▶ _EXERCISE_: Word for word, give the entries back.
[Opening DATA SECTION section]
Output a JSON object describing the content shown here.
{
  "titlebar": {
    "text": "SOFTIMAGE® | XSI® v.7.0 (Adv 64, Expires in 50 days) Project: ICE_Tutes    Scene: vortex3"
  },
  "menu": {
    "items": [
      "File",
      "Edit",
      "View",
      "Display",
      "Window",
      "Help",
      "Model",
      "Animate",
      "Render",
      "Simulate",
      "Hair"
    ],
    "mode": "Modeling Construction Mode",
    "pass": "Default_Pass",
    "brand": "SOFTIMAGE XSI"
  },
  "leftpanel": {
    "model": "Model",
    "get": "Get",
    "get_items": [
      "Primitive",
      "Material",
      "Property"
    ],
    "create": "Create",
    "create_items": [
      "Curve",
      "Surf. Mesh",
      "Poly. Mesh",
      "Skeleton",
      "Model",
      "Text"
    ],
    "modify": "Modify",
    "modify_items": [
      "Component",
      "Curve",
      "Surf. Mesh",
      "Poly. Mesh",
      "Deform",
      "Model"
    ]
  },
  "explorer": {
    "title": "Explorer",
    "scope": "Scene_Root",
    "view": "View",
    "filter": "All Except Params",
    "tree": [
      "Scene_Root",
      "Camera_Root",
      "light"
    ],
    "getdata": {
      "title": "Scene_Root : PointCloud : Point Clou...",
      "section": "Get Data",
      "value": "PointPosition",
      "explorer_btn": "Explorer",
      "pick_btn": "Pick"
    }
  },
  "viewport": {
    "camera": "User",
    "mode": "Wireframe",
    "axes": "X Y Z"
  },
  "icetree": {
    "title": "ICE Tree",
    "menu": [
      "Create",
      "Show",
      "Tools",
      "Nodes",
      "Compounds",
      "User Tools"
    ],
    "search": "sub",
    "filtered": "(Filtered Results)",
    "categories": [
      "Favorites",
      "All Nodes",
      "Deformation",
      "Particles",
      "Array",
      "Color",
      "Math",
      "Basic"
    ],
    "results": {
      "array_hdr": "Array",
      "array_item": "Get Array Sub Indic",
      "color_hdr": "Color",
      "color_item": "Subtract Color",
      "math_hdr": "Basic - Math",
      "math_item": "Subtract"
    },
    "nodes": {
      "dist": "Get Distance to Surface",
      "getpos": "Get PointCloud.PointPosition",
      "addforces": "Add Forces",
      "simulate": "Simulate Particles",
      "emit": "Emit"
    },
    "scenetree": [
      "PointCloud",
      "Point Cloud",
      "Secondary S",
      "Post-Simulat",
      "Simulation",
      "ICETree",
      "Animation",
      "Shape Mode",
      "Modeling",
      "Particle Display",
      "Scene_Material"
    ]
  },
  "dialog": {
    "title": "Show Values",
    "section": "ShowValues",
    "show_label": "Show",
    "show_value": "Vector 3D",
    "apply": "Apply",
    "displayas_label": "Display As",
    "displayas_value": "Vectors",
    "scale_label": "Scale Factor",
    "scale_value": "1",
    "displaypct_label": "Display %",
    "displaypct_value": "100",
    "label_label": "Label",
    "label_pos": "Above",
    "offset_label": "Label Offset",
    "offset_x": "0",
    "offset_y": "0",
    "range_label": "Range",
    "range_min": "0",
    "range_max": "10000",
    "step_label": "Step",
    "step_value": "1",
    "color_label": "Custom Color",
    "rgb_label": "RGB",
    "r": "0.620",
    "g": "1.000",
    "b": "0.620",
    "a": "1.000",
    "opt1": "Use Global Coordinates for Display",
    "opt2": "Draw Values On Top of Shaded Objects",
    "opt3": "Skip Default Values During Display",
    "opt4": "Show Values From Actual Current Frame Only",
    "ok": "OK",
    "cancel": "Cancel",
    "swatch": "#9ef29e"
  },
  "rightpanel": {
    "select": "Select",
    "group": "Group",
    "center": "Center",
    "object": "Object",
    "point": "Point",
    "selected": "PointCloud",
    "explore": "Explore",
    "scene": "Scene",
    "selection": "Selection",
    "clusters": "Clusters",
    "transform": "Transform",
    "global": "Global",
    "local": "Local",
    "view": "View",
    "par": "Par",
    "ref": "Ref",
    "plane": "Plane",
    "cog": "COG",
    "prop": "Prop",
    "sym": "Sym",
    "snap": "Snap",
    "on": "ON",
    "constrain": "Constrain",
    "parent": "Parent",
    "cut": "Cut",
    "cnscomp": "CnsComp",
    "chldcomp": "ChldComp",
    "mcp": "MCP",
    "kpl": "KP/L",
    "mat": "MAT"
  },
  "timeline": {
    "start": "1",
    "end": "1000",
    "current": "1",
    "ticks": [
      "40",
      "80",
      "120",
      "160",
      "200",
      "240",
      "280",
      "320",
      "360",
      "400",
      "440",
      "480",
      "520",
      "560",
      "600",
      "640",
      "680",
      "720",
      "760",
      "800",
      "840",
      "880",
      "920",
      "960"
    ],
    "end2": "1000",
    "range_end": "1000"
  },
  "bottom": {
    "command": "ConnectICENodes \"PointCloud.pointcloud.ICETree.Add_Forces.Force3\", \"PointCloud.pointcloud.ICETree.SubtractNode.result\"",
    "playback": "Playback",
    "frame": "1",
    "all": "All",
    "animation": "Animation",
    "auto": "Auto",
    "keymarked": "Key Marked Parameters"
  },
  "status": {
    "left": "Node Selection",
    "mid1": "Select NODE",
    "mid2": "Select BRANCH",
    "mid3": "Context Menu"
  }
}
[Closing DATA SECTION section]
▶ _SOLUTION FOR THIS PROBLEM_:
Output a JSON object describing the content shown here.
{
  "titlebar": {
    "text": "SOFTIMAGE® | XSI® v.7.0 (Adv 64, Expires in 50 days) Project: ICE_Tutes    Scene: vortex3"
  },
  "menu": {
    "items": [
      "File",
      "Edit",
      "View",
      "Display",
      "Window",
      "Help",
      "Model",
      "Animate",
      "Render",
      "Simulate",
      "Hair"
    ],
    "mode": "Modeling Construction Mode",
    "pass": "Default_Pass",
    "brand": "SOFTIMAGE XSI"
  },
  "leftpanel": {
    "model": "Model",
    "get": "Get",
    "get_items": [
      "Primitive",
      "Material",
      "Property"
    ],
    "create": "Create",
    "create_items": [
      "Curve",
      "Surf. Mesh",
      "Poly. Mesh",
      "Skeleton",
      "Model",
      "Text"
    ],
    "modify": "Modify",
    "modify_items": [
      "Component",
      "Curve",
      "Surf. Mesh",
      "Poly. Mesh",
      "Deform",
      "Model"
    ]
  },
  "explorer": {
    "title": "Explorer",
    "scope": "Scene_Root",
    "view": "View",
    "filter": "All Except Params",
    "tree": [
      "Scene_Root",
      "Camera_Root",
      "light"
    ],
    "getdata": {
      "title": "Scene_Root : PointCloud : Point Clou...",
      "section": "Get Data",
      "value": "PointPosition",
      "explorer_btn": "Explorer",
      "pick_btn": "Pick"
    }
  },
  "viewport": {
    "camera": "User",
    "mode": "Wireframe",
    "axes": "X Y Z"
  },
  "icetree": {
    "title": "ICE Tree",
    "menu": [
      "Create",
      "Show",
      "Tools",
      "Nodes",
      "Compounds",
      "User Tools"
    ],
    "search": "sub",
    "filtered": "(Filtered Results)",
    "categories": [
      "Favorites",
      "All Nodes",
      "Deformation",
      "Particles",
      "Array",
      "Color",
      "Math",
      "Basic"
    ],
    "results": {
      "array_hdr": "Array",
      "array_item": "Get Array Sub Indic",
      "color_hdr": "Color",
      "color_item": "Subtract Color",
      "math_hdr": "Basic - Math",
      "math_item": "Subtract"
    },
    "nodes": {
      "dist": "Get Distance to Surface",
      "getpos": "Get PointCloud.PointPosition",
      "addforces": "Add Forces",
      "simulate": "Simulate Particles",
      "emit": "Emit"
    },
    "scenetree": [
      "PointCloud",
      "Point Cloud",
      "Secondary S",
      "Post-Simulat",
      "Simulation",
      "ICETree",
      "Animation",
      "Shape Mode",
      "Modeling",
      "Particle Display",
      "Scene_Material"
    ]
  },
  "dialog": {
    "title": "Show Values",
    "section": "ShowValues",
    "show_label": "Show",
    "show_value": "Vector 3D",
    "apply": "Apply",
    "displayas_label": "Display As",
    "displayas_value": "Vectors",
    "scale_label": "Scale Factor",
    "scale_value": "1",
    "displaypct_label": "Display %",
    "displaypct_value": "100",
    "label_label": "Label",
    "label_pos": "Above",
    "offset_label": "Label Offset",
    "offset_x": "0",
    "offset_y": "0",
    "range_label": "Range",
    "range_min": "0",
    "range_max": "10000",
    "step_label": "Step",
    "step_value": "1",
    "color_label": "Custom Color",
    "rgb_label": "RGB",
    "r": "0.620",
    "g": "1.000",
    "b": "0.620",
    "a": "1.000",
    "opt1": "Use Global Coordinates for Display",
    "opt2": "Draw Values On Top of Shaded Objects",
    "opt3": "Skip Default Values During Display",
    "opt4": "Show Values From Actual Current Frame Only",
    "ok": "OK",
    "cancel": "Cancel",
    "swatch": "#9ef29e"
  },
  "rightpanel": {
    "select": "Select",
    "group": "Group",
    "center": "Center",
    "object": "Object",
    "point": "Point",
    "selected": "PointCloud",
    "explore": "Explore",
    "scene": "Scene",
    "selection": "Selection",
    "clusters": "Clusters",
    "transform": "Transform",
    "global": "Global",
    "local": "Local",
    "view": "View",
    "par": "Par",
    "ref": "Ref",
    "plane": "Plane",
    "cog": "COG",
    "prop": "Prop",
    "sym": "Sym",
    "snap": "Snap",
    "on": "ON",
    "constrain": "Constrain",
    "parent": "Parent",
    "cut": "Cut",
    "cnscomp": "CnsComp",
    "chldcomp": "ChldComp",
    "mcp": "MCP",
    "kpl": "KP/L",
    "mat": "MAT"
  },
  "timeline": {
    "start": "1",
    "end": "1000",
    "current": "1",
    "ticks": [
      "40",
      "80",
      "120",
      "160",
      "200",
      "240",
      "280",
      "320",
      "360",
      "400",
      "440",
      "480",
      "520",
      "560",
      "600",
      "640",
      "680",
      "720",
      "760",
      "800",
      "840",
      "880",
      "920",
      "960"
    ],
    "end2": "1000",
    "range_end": "1000"
  },
  "bottom": {
    "command": "ConnectICENodes \"PointCloud.pointcloud.ICETree.Add_Forces.Force3\", \"PointCloud.pointcloud.ICETree.SubtractNode.result\"",
    "playback": "Playback",
    "frame": "1",
    "all": "All",
    "animation": "Animation",
    "auto": "Auto",
    "keymarked": "Key Marked Parameters"
  },
  "status": {
    "left": "Node Selection",
    "mid1": "Select NODE",
    "mid2": "Select BRANCH",
    "mid3": "Context Menu"
  }
}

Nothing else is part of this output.